“It has to meet his standard,” she said.
But Manchin and Democratic Sen. Kyrsten Sinema of Arizona have criticized the $3.5 trillion price tag on the broader economic agenda bill, as well as individual components, including efforts to address climate change and increase the corporate tax rate. Manchin and Sinema have been engaged with the White House in negotiations over the bill all week. White House staffers met again with Sinema on Wednesday in her office on Capitol Hill.
Manchin said, “All we need to do is pass the bipartisan infrastructure bill, sit down and start negotiating in good faith. That’s it.”
Senate Budget Chairman Bernie Sanders, a Vermont independent who caucuses with the Democrats, appeared frustrated with Sinema and Manchin later Wednesday, saying they haven’t been clear on what they want in the economic agenda bill.
“I think that there has been a lot of frustration with both of those senators in that they have not come forward and said, you know, ‘This is what I want. This is what my concern has been.’ They have talked in vague terms, but we haven’t seen the specifics that we need,” he told CNN’s Anderson Cooper on “AC360.”
Pelosi didn’t rule out delaying the Thursday vote for the bipartisan infrastructure bill.
Biden huddled with Pelosi and Schumer for more than an hour Wednesday as the three worked to unite their party behind his domestic agenda. A senior administration official says there were no major breakthroughs during the meeting, which was more of an update as they discussed where moderates stand on the reconciliation package.
Regarding whether the House will vote on the bipartisan infrastructure bill Thursday, as Pelosi has indicated is still her plan as of Wednesday evening, Biden is following her lead.
Progressive Caucus Chairwoman Pramila Jayapal, a Washington state Democrat, told CNN’s Erin Burnett that she believes that the vote on the bipartisan bill will be delayed, but if Democratic leadership does go through with the vote Thursday, progressives will vote the legislation down.
“I have a feeling that it will be delayed but if we do have a vote, then we’ll vote it down and we’ll continue the negotiations, so that we can actually deliver the entirety of the President’s agenda,” Jayapal said.

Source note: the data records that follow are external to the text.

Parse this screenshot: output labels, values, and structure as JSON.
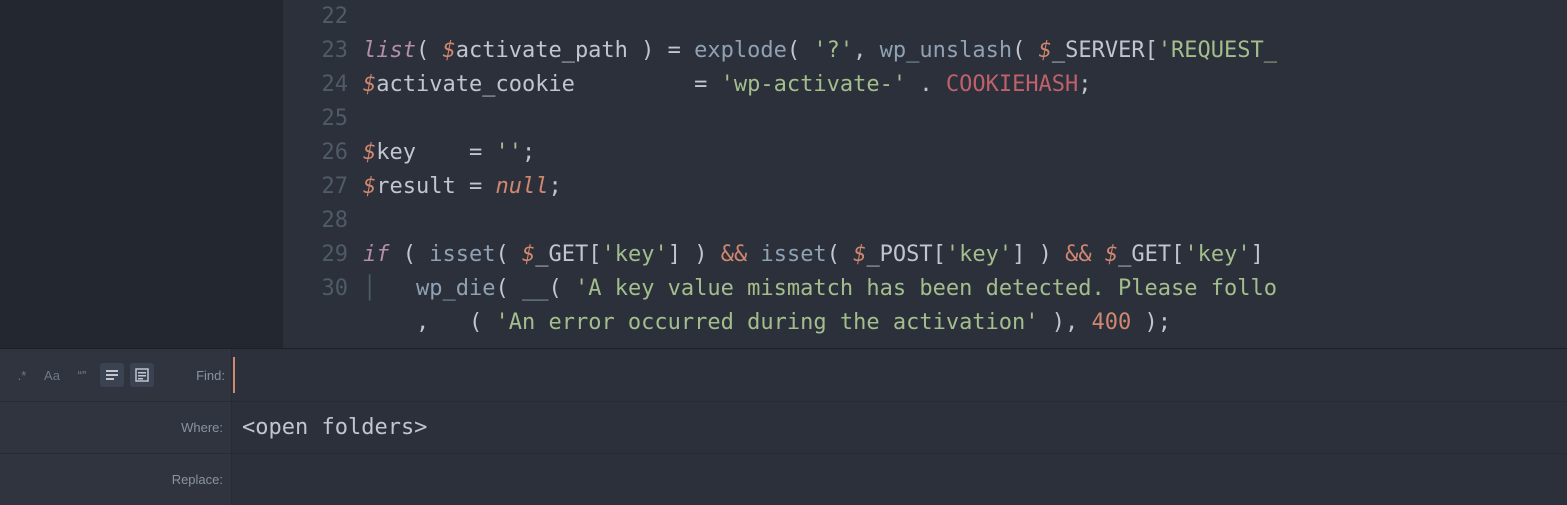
{
  "editor": {
    "first_line_number": 22,
    "lines": [
      {
        "n": 22,
        "tokens": []
      },
      {
        "n": 23,
        "tokens": [
          {
            "t": "list",
            "c": "k-key"
          },
          {
            "t": "( ",
            "c": "k-punc"
          },
          {
            "t": "$",
            "c": "k-dollar"
          },
          {
            "t": "activate_path",
            "c": "k-varn"
          },
          {
            "t": " ) ",
            "c": "k-punc"
          },
          {
            "t": "=",
            "c": "k-op"
          },
          {
            "t": " ",
            "c": "k-punc"
          },
          {
            "t": "explode",
            "c": "k-func"
          },
          {
            "t": "( ",
            "c": "k-punc"
          },
          {
            "t": "'?'",
            "c": "k-str"
          },
          {
            "t": ", ",
            "c": "k-punc"
          },
          {
            "t": "wp_unslash",
            "c": "k-func"
          },
          {
            "t": "( ",
            "c": "k-punc"
          },
          {
            "t": "$",
            "c": "k-dollar"
          },
          {
            "t": "_SERVER",
            "c": "k-varn"
          },
          {
            "t": "[",
            "c": "k-punc"
          },
          {
            "t": "'REQUEST_",
            "c": "k-str"
          }
        ]
      },
      {
        "n": 24,
        "tokens": [
          {
            "t": "$",
            "c": "k-dollar"
          },
          {
            "t": "activate_cookie",
            "c": "k-varn"
          },
          {
            "t": "         ",
            "c": "k-punc"
          },
          {
            "t": "=",
            "c": "k-op"
          },
          {
            "t": " ",
            "c": "k-punc"
          },
          {
            "t": "'wp-activate-'",
            "c": "k-str"
          },
          {
            "t": " ",
            "c": "k-punc"
          },
          {
            "t": ".",
            "c": "k-op"
          },
          {
            "t": " ",
            "c": "k-punc"
          },
          {
            "t": "COOKIEHASH",
            "c": "k-const"
          },
          {
            "t": ";",
            "c": "k-punc"
          }
        ]
      },
      {
        "n": 25,
        "tokens": []
      },
      {
        "n": 26,
        "tokens": [
          {
            "t": "$",
            "c": "k-dollar"
          },
          {
            "t": "key",
            "c": "k-varn"
          },
          {
            "t": "    ",
            "c": "k-punc"
          },
          {
            "t": "=",
            "c": "k-op"
          },
          {
            "t": " ",
            "c": "k-punc"
          },
          {
            "t": "''",
            "c": "k-str"
          },
          {
            "t": ";",
            "c": "k-punc"
          }
        ]
      },
      {
        "n": 27,
        "tokens": [
          {
            "t": "$",
            "c": "k-dollar"
          },
          {
            "t": "result",
            "c": "k-varn"
          },
          {
            "t": " ",
            "c": "k-punc"
          },
          {
            "t": "=",
            "c": "k-op"
          },
          {
            "t": " ",
            "c": "k-punc"
          },
          {
            "t": "null",
            "c": "k-null"
          },
          {
            "t": ";",
            "c": "k-punc"
          }
        ]
      },
      {
        "n": 28,
        "tokens": []
      },
      {
        "n": 29,
        "tokens": [
          {
            "t": "if",
            "c": "k-key"
          },
          {
            "t": " ( ",
            "c": "k-punc"
          },
          {
            "t": "isset",
            "c": "k-func"
          },
          {
            "t": "( ",
            "c": "k-punc"
          },
          {
            "t": "$",
            "c": "k-dollar"
          },
          {
            "t": "_GET",
            "c": "k-varn"
          },
          {
            "t": "[",
            "c": "k-punc"
          },
          {
            "t": "'key'",
            "c": "k-str"
          },
          {
            "t": "]",
            "c": "k-punc"
          },
          {
            "t": " ) ",
            "c": "k-punc"
          },
          {
            "t": "&&",
            "c": "k-and"
          },
          {
            "t": " ",
            "c": "k-punc"
          },
          {
            "t": "isset",
            "c": "k-func"
          },
          {
            "t": "( ",
            "c": "k-punc"
          },
          {
            "t": "$",
            "c": "k-dollar"
          },
          {
            "t": "_POST",
            "c": "k-varn"
          },
          {
            "t": "[",
            "c": "k-punc"
          },
          {
            "t": "'key'",
            "c": "k-str"
          },
          {
            "t": "]",
            "c": "k-punc"
          },
          {
            "t": " ) ",
            "c": "k-punc"
          },
          {
            "t": "&&",
            "c": "k-and"
          },
          {
            "t": " ",
            "c": "k-punc"
          },
          {
            "t": "$",
            "c": "k-dollar"
          },
          {
            "t": "_GET",
            "c": "k-varn"
          },
          {
            "t": "[",
            "c": "k-punc"
          },
          {
            "t": "'key'",
            "c": "k-str"
          },
          {
            "t": "]",
            "c": "k-punc"
          }
        ]
      },
      {
        "n": 30,
        "tokens": [
          {
            "t": "│   ",
            "c": "indent-guide"
          },
          {
            "t": "wp_die",
            "c": "k-func"
          },
          {
            "t": "( ",
            "c": "k-punc"
          },
          {
            "t": "__",
            "c": "k-func"
          },
          {
            "t": "( ",
            "c": "k-punc"
          },
          {
            "t": "'A key value mismatch has been detected. Please follo",
            "c": "k-str"
          }
        ]
      },
      {
        "n": null,
        "tokens": [
          {
            "t": "    ",
            "c": "k-punc"
          },
          {
            "t": ",",
            "c": "k-punc"
          },
          {
            "t": "   ",
            "c": "k-punc"
          },
          {
            "t": "( ",
            "c": "k-punc"
          },
          {
            "t": "'An error occurred during the activation'",
            "c": "k-str"
          },
          {
            "t": " ), ",
            "c": "k-punc"
          },
          {
            "t": "400",
            "c": "k-num"
          },
          {
            "t": " );",
            "c": "k-punc"
          }
        ]
      }
    ]
  },
  "search": {
    "find_label": "Find:",
    "where_label": "Where:",
    "replace_label": "Replace:",
    "find_value": "",
    "where_value": "<open folders>",
    "replace_value": "",
    "toolbar": {
      "regex": ".*",
      "case": "Aa",
      "word": "“”"
    }
  }
}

If Congress does not pass the infrastructure bill, it will have to find another way to authorize highway programs at risk of expiring.

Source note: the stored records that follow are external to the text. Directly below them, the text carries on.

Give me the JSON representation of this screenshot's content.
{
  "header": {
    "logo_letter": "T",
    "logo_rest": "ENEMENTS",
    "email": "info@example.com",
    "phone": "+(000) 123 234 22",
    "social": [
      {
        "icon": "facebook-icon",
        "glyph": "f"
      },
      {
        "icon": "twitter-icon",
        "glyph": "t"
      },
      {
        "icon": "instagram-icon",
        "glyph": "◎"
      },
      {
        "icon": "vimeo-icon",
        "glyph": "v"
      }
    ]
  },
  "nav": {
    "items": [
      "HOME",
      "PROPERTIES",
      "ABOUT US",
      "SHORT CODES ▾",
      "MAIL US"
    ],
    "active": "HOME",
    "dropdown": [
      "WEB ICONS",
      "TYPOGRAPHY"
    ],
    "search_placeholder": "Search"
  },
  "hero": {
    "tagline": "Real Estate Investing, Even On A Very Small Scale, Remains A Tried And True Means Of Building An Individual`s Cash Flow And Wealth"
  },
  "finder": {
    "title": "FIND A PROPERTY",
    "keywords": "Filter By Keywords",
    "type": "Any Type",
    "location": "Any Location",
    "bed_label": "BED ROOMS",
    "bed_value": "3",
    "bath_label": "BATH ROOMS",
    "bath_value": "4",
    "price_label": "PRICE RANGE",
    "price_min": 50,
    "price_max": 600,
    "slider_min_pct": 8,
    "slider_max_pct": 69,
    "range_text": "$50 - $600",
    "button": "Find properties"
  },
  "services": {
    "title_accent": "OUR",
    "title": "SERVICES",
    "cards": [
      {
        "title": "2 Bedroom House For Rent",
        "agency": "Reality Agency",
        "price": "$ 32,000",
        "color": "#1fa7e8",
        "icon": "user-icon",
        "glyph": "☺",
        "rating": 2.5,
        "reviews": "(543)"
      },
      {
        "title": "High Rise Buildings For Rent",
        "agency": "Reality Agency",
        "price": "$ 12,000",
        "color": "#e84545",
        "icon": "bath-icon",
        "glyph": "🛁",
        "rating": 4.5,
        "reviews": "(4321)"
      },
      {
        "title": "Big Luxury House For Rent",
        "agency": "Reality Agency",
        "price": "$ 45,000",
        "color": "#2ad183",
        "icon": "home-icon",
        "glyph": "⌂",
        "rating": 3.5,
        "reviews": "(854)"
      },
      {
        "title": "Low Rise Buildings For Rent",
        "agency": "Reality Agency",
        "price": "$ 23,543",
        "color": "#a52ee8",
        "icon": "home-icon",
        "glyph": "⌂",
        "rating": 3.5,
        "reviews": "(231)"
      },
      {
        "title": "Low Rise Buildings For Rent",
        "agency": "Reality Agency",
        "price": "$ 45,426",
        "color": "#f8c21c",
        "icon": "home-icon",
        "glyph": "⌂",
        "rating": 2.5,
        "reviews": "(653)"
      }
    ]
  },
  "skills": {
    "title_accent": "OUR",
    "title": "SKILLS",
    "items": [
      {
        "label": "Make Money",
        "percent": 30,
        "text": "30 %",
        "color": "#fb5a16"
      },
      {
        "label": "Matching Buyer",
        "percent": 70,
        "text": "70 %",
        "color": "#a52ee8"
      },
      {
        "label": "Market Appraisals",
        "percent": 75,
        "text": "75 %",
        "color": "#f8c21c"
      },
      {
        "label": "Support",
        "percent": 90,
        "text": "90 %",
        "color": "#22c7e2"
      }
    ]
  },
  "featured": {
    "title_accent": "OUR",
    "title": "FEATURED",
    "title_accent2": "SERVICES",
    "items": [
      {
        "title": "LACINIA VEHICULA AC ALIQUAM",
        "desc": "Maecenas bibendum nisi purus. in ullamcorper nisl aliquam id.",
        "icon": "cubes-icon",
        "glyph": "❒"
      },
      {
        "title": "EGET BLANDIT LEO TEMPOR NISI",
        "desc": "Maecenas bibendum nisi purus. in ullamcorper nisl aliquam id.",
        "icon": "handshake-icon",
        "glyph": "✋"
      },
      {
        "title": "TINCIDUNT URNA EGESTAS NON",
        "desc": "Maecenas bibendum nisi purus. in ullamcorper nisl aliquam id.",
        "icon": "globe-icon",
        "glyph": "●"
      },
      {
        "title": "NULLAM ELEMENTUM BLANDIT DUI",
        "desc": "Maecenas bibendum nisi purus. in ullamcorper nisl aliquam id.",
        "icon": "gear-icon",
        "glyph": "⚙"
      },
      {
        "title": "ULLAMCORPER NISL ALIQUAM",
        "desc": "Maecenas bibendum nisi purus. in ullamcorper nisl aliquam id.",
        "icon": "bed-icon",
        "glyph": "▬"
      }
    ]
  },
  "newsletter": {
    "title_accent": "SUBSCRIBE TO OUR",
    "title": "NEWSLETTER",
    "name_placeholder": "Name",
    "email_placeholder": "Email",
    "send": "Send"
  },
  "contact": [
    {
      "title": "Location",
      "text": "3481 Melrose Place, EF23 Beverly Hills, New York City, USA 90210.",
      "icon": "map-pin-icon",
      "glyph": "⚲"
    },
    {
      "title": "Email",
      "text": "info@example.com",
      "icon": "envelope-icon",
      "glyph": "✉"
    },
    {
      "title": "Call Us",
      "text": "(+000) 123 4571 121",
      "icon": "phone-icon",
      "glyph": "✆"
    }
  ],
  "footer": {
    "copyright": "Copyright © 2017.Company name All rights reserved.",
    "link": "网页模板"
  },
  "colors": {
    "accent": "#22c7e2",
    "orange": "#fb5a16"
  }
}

Democratic Sen. Tom Carper of Delaware, who chairs the Senate Environment and Public Works Committee, said he’s been in talks with the committee’s top Republican, Sen. Shelley Moore Capito of West Virginia, about keeping the surface transportation funding law in place until early December to give lawmakers more time to resolve their differences.
Carper explained what the impact would be if the law expired.
“Starting later this week you’d see a cascading disruption in the surface transportation projects around the country. It would start relatively small, modest, but get worse over time,” he said.
Capito said she felt “confident” an agreement to keep the law in place would be reached this week, although she said discussions include extending it just to the end of October and a final decision on the date hasn’t been made.
Sen. Dick Durbin of Illinois, the Democratic whip, said he hoped an extension of the bill ends up in a separate, broader funding bill – known as a continuing resolution – that is expected to pass Thursday to prevent a government shutdown.
But Carper said he was working other routes to get it approved because, “the powers that be aren’t anxious to add more provisions to the CR and want to keep it relatively clean.”
This story has been updated with additional developments Wednesday.
CNN’s Annie Grayer, Kaitlan Collins, Devan Cole and Ted Barrett contributed to this report.